Moving from medical engravings, séances, and clairvoyant communication to Supreme Court decisions, popular literature, and physiological tracts, Necro Citizenship explores how rituals of inclusion and belonging have generated alienation and dispossession. Castronovo contends that citizenship does violence to bodies, especially those of blacks, women, and workers. “"Necro ideology," he argues, supplied citizens with the means to think about slavery, economic powerlessness, or social injustice as eternal questions, beyond the scope of politics or critique. By obsessing on sleepwalkers, drowned women, and other corpses, necro ideology fostered a collective demand for an abstract even antidemocratic sense of freedom. Examining issues involving the occult, white sexuality, ghosts, and suicide in conjunction with readings of Harriet Jacobs, Ralph Waldo Emerson, Frederick Douglass, Nathaniel Hawthorne, and Frances Harper, Necro Citizenship successfully demonstrates why Patrick Henry's "give me liberty or give me death" has resonated so strongly in the American imagination.

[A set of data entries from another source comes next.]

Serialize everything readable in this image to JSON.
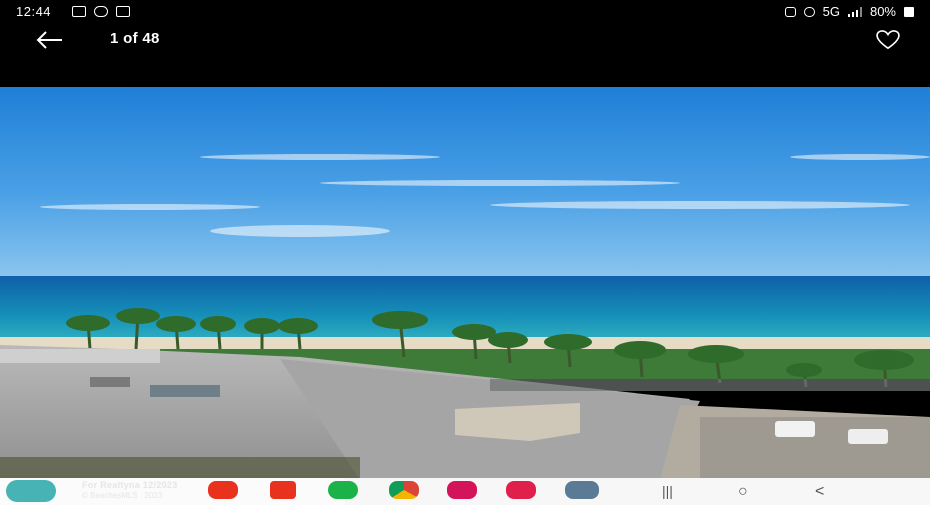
{
  "status_bar": {
    "time": "12:44",
    "network": "5G",
    "battery": "80%",
    "left_icons": [
      "message-icon",
      "missed-call-icon",
      "gallery-icon"
    ],
    "right_icons": [
      "camera-icon",
      "alarm-icon",
      "signal-icon",
      "battery-icon"
    ]
  },
  "app_bar": {
    "counter": "1 of 48",
    "back_icon": "arrow-left-icon",
    "favorite_icon": "heart-outline-icon"
  },
  "photo": {
    "subject": "ocean-view-from-balcony"
  },
  "watermark": {
    "line1": "For Realtyna   12/2023",
    "line2": "© BeachesMLS . 2023"
  },
  "app_tray": {
    "icons": [
      "youtube-icon",
      "home-app-icon",
      "phone-green-icon",
      "chrome-icon",
      "flower-app-icon",
      "camera-app-icon",
      "apps-grid-icon"
    ],
    "colors": [
      "#e8321e",
      "#e8321e",
      "#1bb24a",
      "#4285f4",
      "#d4145a",
      "#e0204a",
      "#5b7a95"
    ]
  },
  "nav_bar": {
    "recent": "|||",
    "home": "○",
    "back": "<"
  }
}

Those working in the fields of American studies, literature, history, and political theory will be interested in the social revelations and cultural connections found in Necro Citizenship.



Fathering the Nation: American Genealogies of Slavery and Freedom

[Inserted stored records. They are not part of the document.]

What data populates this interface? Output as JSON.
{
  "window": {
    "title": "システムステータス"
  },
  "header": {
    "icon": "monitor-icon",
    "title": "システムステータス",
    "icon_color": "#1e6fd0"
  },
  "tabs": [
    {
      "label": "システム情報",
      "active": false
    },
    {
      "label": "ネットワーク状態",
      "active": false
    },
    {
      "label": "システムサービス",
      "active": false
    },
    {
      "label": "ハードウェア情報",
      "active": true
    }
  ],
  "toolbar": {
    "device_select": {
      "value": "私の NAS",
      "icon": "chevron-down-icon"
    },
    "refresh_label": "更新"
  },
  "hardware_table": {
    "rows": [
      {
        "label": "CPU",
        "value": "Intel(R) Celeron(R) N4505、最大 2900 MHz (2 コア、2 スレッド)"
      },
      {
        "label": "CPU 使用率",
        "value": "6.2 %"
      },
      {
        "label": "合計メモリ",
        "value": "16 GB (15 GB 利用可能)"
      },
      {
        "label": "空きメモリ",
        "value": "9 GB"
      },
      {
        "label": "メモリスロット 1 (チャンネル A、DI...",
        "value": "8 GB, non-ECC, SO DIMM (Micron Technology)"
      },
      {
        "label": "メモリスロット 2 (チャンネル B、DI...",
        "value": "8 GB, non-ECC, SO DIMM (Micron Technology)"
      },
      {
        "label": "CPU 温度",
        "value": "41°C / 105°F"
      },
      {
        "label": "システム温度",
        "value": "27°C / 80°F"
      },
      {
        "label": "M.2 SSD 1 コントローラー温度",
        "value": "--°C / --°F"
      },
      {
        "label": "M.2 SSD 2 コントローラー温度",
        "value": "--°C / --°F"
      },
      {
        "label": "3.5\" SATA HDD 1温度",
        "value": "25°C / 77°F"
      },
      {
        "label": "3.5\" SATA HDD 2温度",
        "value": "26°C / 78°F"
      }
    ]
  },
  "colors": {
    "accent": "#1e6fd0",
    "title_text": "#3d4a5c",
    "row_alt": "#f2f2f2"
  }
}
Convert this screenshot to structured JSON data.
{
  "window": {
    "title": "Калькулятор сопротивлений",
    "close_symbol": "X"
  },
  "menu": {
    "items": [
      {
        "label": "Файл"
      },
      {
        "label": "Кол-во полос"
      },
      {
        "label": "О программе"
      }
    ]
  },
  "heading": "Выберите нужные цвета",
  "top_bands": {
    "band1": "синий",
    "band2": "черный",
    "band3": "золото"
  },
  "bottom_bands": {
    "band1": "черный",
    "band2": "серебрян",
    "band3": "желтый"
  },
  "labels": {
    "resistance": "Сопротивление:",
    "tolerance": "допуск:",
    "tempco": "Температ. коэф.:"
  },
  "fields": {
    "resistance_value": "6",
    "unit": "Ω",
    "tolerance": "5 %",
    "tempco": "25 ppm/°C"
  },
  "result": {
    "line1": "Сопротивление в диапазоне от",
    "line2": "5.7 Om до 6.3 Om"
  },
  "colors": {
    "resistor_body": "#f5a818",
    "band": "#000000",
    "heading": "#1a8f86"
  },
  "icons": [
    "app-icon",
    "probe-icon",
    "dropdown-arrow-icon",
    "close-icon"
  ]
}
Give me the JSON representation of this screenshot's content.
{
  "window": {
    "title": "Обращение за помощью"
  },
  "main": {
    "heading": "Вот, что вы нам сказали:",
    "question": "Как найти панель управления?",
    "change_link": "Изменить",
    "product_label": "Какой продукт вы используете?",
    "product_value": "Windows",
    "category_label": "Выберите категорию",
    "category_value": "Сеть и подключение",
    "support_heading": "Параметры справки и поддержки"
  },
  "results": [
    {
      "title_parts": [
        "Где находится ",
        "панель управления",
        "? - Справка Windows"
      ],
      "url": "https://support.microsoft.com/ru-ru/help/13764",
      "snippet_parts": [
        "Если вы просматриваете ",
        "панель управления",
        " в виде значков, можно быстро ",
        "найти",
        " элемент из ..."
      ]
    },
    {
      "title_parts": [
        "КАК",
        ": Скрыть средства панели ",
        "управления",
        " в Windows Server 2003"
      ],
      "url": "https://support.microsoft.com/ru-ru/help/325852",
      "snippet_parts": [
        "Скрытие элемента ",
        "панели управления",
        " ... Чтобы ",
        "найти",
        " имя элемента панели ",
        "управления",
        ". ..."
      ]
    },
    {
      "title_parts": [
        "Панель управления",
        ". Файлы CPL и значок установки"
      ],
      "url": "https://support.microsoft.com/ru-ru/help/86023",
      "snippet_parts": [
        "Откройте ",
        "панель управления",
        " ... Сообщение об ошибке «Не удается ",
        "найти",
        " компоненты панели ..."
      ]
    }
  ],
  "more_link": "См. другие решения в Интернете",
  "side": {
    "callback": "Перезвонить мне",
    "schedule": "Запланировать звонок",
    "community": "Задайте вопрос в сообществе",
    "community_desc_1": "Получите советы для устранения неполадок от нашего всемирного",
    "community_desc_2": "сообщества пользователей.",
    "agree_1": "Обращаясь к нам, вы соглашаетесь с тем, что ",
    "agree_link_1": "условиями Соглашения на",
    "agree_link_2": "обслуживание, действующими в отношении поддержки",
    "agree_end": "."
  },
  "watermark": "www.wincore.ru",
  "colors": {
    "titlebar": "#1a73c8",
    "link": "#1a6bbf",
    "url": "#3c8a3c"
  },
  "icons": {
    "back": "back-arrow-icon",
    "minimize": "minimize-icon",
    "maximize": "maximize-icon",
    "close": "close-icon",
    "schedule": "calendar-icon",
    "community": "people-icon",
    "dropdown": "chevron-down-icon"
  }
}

Berkeley: University of California Press, 1995

Fathering the Nation examines competing expressions of national memory appearing in a wide range of mid-nineteenth-century artifacts, including slave autobiography, classic American fiction, monumental architechture, myths of the Revolution, proslavery writing, and landscape painting. While these images, icons, and fictions attempt to present an ordered, inspiring narrative of America, they also tell other stories that disrupt the nation. Arguing that even the most rigid representations, such as the Bunker Hill Monument and official legends of the founding fathers, are incoherent, Castronovo presents a geneology that recovers those members of the national family whose status challenges the body politic and its history. The forgotten orphans in Melville's Moby Dick and Israel Potter, the rebellious slaves in the work of Frederick Douglass and William Wells Brown, the citizens afflicted with amnesia in Lincoln's speeches, and the dispossessed sons in slave narratives all provide dissenting voices that provoke insurrectionary plots and counter-memories. Viewed here as a "miscegenation" of stories, the narrative of "America" resists being told in terms of an intelligible story of uncontested descent. National identity rests not on rituals of consensus but on repressed legacies of parricide and rebellion.